    • The state is crisscrossed by several rivers, such as the Sacramento and San Joaquin Rivers, which can overflow during periods of heavy rainfall, leading to inland flooding.
  3. Urban Development:
    • Rapid urban development in certain regions has altered natural drainage patterns. Urbanization can exacerbate flooding by reducing natural absorption areas like wetlands.

Historical Flood Events:

  1. Great Flood of 1862:
    • Often referred to as the “Noah’s Ark Flood,” this historical event saw an exceptionally prolonged and intense period of rainfall.
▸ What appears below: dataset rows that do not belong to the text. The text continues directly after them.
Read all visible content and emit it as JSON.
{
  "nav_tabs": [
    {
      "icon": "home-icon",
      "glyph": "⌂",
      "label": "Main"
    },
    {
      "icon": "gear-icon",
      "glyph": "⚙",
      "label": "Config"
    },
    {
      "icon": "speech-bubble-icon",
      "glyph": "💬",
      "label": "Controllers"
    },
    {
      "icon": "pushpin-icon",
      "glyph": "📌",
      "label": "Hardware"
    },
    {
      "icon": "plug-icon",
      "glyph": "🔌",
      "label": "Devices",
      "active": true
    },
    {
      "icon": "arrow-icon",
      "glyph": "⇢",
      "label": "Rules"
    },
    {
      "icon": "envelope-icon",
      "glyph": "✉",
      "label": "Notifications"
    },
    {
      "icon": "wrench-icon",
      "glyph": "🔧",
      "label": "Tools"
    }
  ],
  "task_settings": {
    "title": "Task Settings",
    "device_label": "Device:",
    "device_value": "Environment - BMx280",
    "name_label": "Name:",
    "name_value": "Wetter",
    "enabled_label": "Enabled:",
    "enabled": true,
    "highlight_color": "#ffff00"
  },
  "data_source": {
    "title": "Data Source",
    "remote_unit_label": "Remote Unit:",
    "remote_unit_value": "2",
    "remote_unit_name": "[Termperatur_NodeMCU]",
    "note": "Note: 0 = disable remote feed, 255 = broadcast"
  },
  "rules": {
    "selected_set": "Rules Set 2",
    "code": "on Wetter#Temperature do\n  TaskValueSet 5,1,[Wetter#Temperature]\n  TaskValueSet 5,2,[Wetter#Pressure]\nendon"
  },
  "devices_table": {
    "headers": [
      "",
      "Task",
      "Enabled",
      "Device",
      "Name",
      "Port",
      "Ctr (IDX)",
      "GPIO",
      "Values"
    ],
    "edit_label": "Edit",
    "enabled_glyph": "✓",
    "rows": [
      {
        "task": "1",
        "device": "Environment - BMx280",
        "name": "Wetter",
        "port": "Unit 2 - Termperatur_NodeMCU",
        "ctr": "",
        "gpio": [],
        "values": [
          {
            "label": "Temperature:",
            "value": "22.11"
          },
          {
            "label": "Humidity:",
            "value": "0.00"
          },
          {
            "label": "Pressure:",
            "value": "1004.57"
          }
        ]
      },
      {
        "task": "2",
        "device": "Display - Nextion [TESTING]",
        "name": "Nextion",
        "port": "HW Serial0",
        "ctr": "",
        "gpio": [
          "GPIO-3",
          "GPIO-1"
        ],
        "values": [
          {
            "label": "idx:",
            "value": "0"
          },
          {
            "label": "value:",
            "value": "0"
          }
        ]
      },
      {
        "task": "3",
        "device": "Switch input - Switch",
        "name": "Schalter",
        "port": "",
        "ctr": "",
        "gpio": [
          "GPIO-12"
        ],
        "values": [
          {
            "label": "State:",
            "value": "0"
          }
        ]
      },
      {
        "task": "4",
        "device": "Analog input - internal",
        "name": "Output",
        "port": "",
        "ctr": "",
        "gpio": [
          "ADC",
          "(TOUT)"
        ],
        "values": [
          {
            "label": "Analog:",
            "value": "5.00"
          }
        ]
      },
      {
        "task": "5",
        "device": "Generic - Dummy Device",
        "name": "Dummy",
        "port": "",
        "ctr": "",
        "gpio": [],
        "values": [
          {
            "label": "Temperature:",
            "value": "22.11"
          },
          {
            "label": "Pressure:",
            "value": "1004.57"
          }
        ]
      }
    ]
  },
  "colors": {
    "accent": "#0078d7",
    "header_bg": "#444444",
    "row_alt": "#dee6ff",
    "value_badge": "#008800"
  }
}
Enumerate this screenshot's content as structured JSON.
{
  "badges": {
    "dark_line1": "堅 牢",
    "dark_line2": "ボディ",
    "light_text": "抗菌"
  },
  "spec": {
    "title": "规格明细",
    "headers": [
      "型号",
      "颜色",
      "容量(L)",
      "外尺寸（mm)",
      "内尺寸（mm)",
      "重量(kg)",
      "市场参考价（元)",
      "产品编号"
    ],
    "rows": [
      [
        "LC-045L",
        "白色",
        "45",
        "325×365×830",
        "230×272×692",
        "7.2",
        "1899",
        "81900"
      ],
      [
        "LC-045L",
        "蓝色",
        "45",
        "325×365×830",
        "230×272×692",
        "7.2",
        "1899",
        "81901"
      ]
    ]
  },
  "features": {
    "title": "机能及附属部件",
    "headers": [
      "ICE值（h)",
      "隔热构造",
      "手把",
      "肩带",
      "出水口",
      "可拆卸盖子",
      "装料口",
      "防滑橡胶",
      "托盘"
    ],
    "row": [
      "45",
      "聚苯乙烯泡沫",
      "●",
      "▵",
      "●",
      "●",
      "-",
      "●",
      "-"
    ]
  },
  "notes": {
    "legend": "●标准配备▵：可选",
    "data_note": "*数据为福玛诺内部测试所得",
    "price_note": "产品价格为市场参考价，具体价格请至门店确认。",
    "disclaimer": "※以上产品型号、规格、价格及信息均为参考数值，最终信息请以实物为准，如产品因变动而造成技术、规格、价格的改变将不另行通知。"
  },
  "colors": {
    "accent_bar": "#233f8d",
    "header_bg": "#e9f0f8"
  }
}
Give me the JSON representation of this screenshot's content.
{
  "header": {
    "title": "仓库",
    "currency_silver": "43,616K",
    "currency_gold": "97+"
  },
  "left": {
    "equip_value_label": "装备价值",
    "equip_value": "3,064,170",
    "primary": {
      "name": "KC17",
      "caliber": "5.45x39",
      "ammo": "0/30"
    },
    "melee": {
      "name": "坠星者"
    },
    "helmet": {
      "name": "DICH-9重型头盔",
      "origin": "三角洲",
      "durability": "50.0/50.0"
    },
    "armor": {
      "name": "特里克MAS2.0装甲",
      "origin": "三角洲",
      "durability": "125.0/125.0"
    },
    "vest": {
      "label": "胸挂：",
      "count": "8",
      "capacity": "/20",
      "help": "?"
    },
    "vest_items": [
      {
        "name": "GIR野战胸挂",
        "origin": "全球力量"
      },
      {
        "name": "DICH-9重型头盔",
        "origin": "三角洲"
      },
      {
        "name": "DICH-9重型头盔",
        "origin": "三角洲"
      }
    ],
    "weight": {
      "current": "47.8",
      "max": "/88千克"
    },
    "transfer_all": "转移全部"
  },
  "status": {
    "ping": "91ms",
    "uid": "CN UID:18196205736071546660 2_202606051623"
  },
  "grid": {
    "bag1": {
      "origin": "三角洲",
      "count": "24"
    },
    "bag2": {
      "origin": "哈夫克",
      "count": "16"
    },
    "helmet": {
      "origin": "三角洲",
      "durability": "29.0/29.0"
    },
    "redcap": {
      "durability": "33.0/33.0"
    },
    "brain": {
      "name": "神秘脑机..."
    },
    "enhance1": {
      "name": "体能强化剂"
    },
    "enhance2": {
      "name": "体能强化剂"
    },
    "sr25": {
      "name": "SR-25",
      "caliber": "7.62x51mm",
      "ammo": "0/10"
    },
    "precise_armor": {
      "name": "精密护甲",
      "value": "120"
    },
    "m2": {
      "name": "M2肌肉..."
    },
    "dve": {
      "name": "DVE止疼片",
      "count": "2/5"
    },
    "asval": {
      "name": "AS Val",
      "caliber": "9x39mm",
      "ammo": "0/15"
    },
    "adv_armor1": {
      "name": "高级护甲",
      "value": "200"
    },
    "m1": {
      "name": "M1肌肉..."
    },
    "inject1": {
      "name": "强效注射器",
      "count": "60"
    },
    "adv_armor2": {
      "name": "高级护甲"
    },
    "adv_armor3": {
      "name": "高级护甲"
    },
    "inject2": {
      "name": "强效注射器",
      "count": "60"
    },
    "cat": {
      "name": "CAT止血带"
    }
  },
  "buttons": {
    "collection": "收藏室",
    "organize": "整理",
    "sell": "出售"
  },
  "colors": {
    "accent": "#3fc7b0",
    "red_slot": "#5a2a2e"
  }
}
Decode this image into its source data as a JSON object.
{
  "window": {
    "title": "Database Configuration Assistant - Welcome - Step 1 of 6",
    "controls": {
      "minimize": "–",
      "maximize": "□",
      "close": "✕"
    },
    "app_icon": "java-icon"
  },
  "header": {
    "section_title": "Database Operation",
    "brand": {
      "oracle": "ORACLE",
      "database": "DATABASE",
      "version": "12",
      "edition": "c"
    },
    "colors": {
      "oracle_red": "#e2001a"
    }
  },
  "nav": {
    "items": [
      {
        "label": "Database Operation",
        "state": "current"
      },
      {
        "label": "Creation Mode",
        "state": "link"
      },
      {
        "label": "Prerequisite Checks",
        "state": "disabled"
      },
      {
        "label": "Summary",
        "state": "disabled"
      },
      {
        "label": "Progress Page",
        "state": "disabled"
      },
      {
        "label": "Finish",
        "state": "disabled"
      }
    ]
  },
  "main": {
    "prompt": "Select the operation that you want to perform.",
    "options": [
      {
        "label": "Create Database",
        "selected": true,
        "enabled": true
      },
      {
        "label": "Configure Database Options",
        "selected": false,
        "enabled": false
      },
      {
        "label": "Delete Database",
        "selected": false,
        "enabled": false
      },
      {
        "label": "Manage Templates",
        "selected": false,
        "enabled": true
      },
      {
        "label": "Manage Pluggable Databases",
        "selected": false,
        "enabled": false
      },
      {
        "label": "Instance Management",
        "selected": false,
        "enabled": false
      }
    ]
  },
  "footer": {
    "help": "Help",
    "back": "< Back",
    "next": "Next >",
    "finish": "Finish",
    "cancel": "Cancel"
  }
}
Large parts of the Central Valley transformed into an inland sea, affecting the state significantly.
  2. Winter Storms and El Niño:
    • California’s vulnerability to flooding is heightened during winter storms and El Niño events. These weather patterns bring intense rainfall, increasing the risk of riverine and urban flooding.

Human-Induced Factors:

  1. Infrastructure Challenges:
    • Aging infrastructure, such as dams and levees, can be susceptible to failure during extreme weather events. The failure of such structures can lead to catastrophic flooding.
  2. Wildfires and Debris Flows:
    • Wildfires, common in California, can strip vegetation from hillsides, increasing the risk of debris flows and flash flooding during subsequent rainfall.

Flood Risk Management:

  1. Floodplain Management:
    • Efforts to manage flood risk include the identification and regulation of floodplains. Local authorities enforce building codes to reduce vulnerability to flooding in these areas.
  2. Emergency Preparedness:
    • California has invested in emergency preparedness measures, including early warning systems and community outreach, to mitigate the impact of floods.

While California is not universally prone to flooding, the state does face specific flood risks due to its varied geography, historical events, and human-induced factors. Understanding and addressing these risks through effective floodplain management, infrastructure improvements, and community preparedness are crucial steps in ensuring the resilience of Californian communities in the face of potential flooding events.